Instructions for the task: A complete and exact copy of the data below is required.

Supplied data:
********
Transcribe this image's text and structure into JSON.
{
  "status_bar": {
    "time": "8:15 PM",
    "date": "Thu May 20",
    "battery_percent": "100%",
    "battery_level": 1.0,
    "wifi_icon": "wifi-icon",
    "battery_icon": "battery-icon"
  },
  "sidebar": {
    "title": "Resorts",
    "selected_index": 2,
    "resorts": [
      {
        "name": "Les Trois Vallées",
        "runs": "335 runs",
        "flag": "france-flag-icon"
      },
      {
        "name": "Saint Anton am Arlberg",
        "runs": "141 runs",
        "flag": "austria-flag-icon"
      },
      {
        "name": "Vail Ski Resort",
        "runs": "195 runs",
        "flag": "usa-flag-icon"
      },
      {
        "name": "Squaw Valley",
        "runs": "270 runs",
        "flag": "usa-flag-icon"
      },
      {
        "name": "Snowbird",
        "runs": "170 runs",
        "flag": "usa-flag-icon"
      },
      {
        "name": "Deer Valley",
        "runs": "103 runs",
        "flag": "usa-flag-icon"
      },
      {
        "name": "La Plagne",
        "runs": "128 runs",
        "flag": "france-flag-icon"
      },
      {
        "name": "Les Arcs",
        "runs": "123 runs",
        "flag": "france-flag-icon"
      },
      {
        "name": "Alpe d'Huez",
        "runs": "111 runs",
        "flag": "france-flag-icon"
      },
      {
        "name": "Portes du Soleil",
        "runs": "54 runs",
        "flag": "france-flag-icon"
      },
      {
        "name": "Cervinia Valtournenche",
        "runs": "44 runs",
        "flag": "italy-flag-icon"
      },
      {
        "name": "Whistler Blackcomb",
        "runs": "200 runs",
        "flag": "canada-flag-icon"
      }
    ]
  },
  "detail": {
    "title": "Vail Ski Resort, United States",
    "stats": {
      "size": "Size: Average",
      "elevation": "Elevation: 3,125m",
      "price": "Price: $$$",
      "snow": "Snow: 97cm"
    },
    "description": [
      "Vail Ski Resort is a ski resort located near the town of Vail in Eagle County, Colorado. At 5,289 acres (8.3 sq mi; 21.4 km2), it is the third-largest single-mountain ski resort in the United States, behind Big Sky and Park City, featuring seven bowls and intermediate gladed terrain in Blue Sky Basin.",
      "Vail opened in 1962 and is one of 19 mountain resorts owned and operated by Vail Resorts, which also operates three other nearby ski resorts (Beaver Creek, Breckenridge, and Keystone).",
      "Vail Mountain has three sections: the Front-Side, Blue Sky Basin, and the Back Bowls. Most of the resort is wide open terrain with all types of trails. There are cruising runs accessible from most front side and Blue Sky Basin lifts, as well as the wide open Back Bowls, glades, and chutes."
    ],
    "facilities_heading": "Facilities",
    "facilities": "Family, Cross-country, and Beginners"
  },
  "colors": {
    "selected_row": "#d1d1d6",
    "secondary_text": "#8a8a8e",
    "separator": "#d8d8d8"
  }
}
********
Answer space:
Transcribe this image's text and structure into JSON.
{
  "status_bar": {
    "time": "8:15 PM",
    "date": "Thu May 20",
    "battery_percent": "100%",
    "battery_level": 1.0,
    "wifi_icon": "wifi-icon",
    "battery_icon": "battery-icon"
  },
  "sidebar": {
    "title": "Resorts",
    "selected_index": 2,
    "resorts": [
      {
        "name": "Les Trois Vallées",
        "runs": "335 runs",
        "flag": "france-flag-icon"
      },
      {
        "name": "Saint Anton am Arlberg",
        "runs": "141 runs",
        "flag": "austria-flag-icon"
      },
      {
        "name": "Vail Ski Resort",
        "runs": "195 runs",
        "flag": "usa-flag-icon"
      },
      {
        "name": "Squaw Valley",
        "runs": "270 runs",
        "flag": "usa-flag-icon"
      },
      {
        "name": "Snowbird",
        "runs": "170 runs",
        "flag": "usa-flag-icon"
      },
      {
        "name": "Deer Valley",
        "runs": "103 runs",
        "flag": "usa-flag-icon"
      },
      {
        "name": "La Plagne",
        "runs": "128 runs",
        "flag": "france-flag-icon"
      },
      {
        "name": "Les Arcs",
        "runs": "123 runs",
        "flag": "france-flag-icon"
      },
      {
        "name": "Alpe d'Huez",
        "runs": "111 runs",
        "flag": "france-flag-icon"
      },
      {
        "name": "Portes du Soleil",
        "runs": "54 runs",
        "flag": "france-flag-icon"
      },
      {
        "name": "Cervinia Valtournenche",
        "runs": "44 runs",
        "flag": "italy-flag-icon"
      },
      {
        "name": "Whistler Blackcomb",
        "runs": "200 runs",
        "flag": "canada-flag-icon"
      }
    ]
  },
  "detail": {
    "title": "Vail Ski Resort, United States",
    "stats": {
      "size": "Size: Average",
      "elevation": "Elevation: 3,125m",
      "price": "Price: $$$",
      "snow": "Snow: 97cm"
    },
    "description": [
      "Vail Ski Resort is a ski resort located near the town of Vail in Eagle County, Colorado. At 5,289 acres (8.3 sq mi; 21.4 km2), it is the third-largest single-mountain ski resort in the United States, behind Big Sky and Park City, featuring seven bowls and intermediate gladed terrain in Blue Sky Basin.",
      "Vail opened in 1962 and is one of 19 mountain resorts owned and operated by Vail Resorts, which also operates three other nearby ski resorts (Beaver Creek, Breckenridge, and Keystone).",
      "Vail Mountain has three sections: the Front-Side, Blue Sky Basin, and the Back Bowls. Most of the resort is wide open terrain with all types of trails. There are cruising runs accessible from most front side and Blue Sky Basin lifts, as well as the wide open Back Bowls, glades, and chutes."
    ],
    "facilities_heading": "Facilities",
    "facilities": "Family, Cross-country, and Beginners"
  },
  "colors": {
    "selected_row": "#d1d1d6",
    "secondary_text": "#8a8a8e",
    "separator": "#d8d8d8"
  }
}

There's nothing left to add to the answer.